Giants

Giants

Madison Bumgarner is hitting the free-agent market for the first time in his career, but the longtime Giants ace might not be in for the payday he once expected. 

Bumgarner, 30, solidified his legacy as perhaps the greatest postseason pitcher of all time. That, however, was back in 2014. He's a much different pitcher now, and could be headed for a new home. 

Just how much will he make in free agency, though? The Athletic's Jim Bowden predicts Bumgarner will sign a four-year, $84 million contract. For comparison's sake, Bowden has Gerrit Cole, the consensus top free agent, signing a record eight-year, $288 million deal. 

Is Cole really going to make over $200 million more than Bumgarner? All it takes is one general manager to outbid the others for MadBum's services, but he won't even be in the same ballpark as Cole. 

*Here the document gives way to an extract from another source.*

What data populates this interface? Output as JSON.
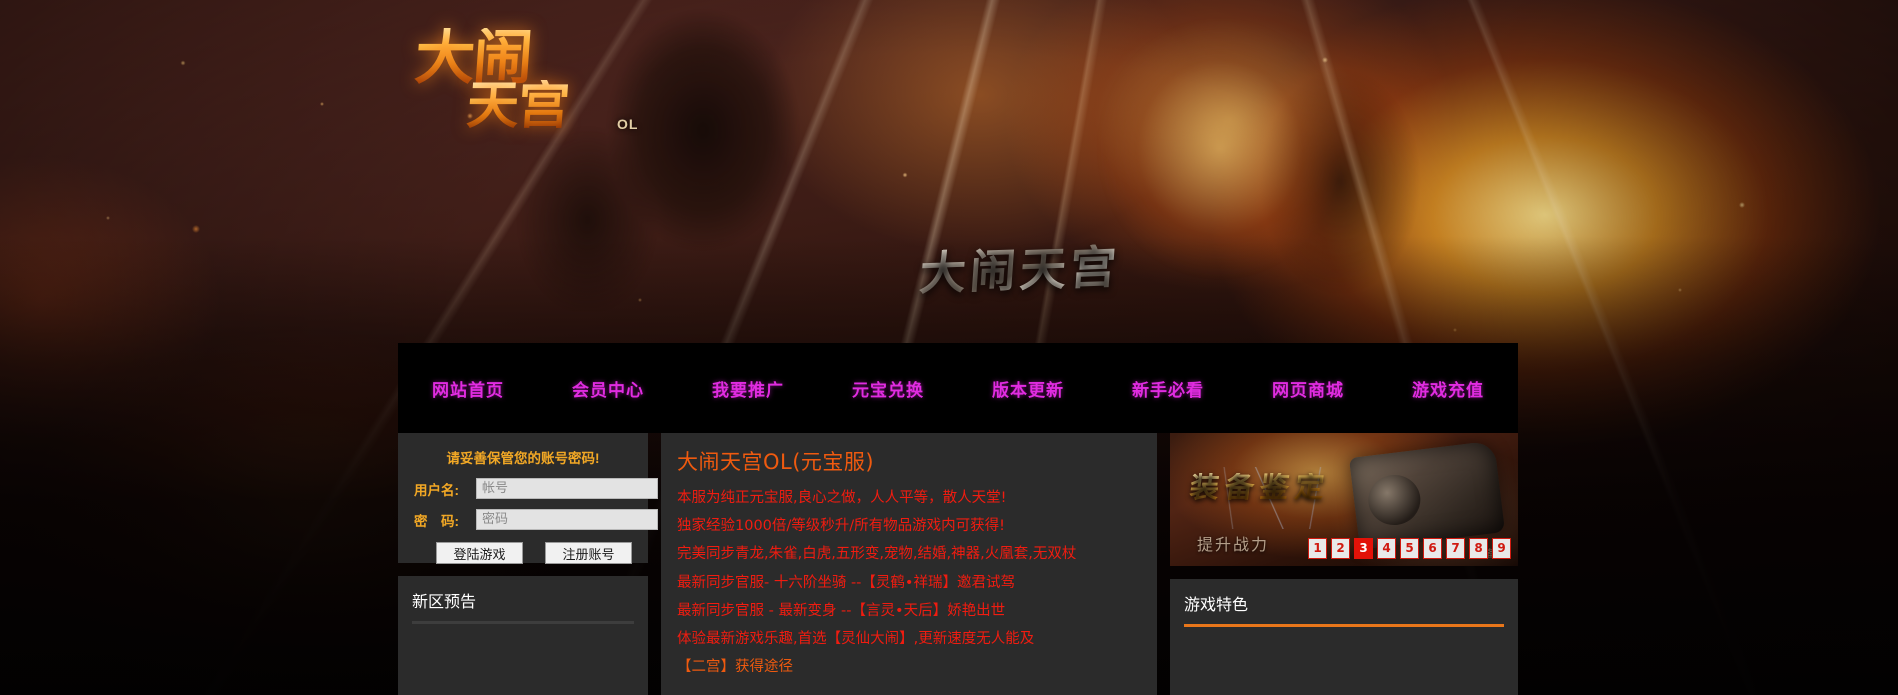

Despite pitching at least 200 innings the past three seasons, Cole has relatively no wear and tear on his right arm. The 29-year-old has 1,260 2/3 innings under his belt between the regular season and the playoffs over his seven-year career. Bumgarner, just 13 months older than Cole, already has thrown 1,947 1/3 innings in his career. 

In his first full season since 2016, Bumgarner looked like a workhorse again in 2019. He led the majors with 34 starts and pitched 207 2/3 innings. He also struck out 203 batters, good for 8.8 strikeouts per nine innings. Cole led all of baseball in strikeouts (326) and SO/9 (13.8) while also throwing 212 1/3 innings. 

 

Front offices around the game will have to decide which Bumgarner they are signing. Can this version of the former World Series hero age well, or is his declining velocity too alarming with a scary amount of miles on his left arm? MadBum also was bad away from the pitcher-friendly Oracle Park, which could easily be a red flag for general managers.

[RELATED: Gerrit Cole to Giants in MLB free agency?]

Cole has been one of the best -- if not the best -- pitcher in baseball the past two seasons, and looks like he's built to last. He will break David Price's record of $217 million for a starting pitcher, and he could even obliterate it.

A team on the cusp of World Series contention like the Braves, Astros, Phillies or even the reigning champion Nationals could possibly hand Bumgarner a $100 million contract. For someone with such a storied career, his free agency should be fascinating to watch.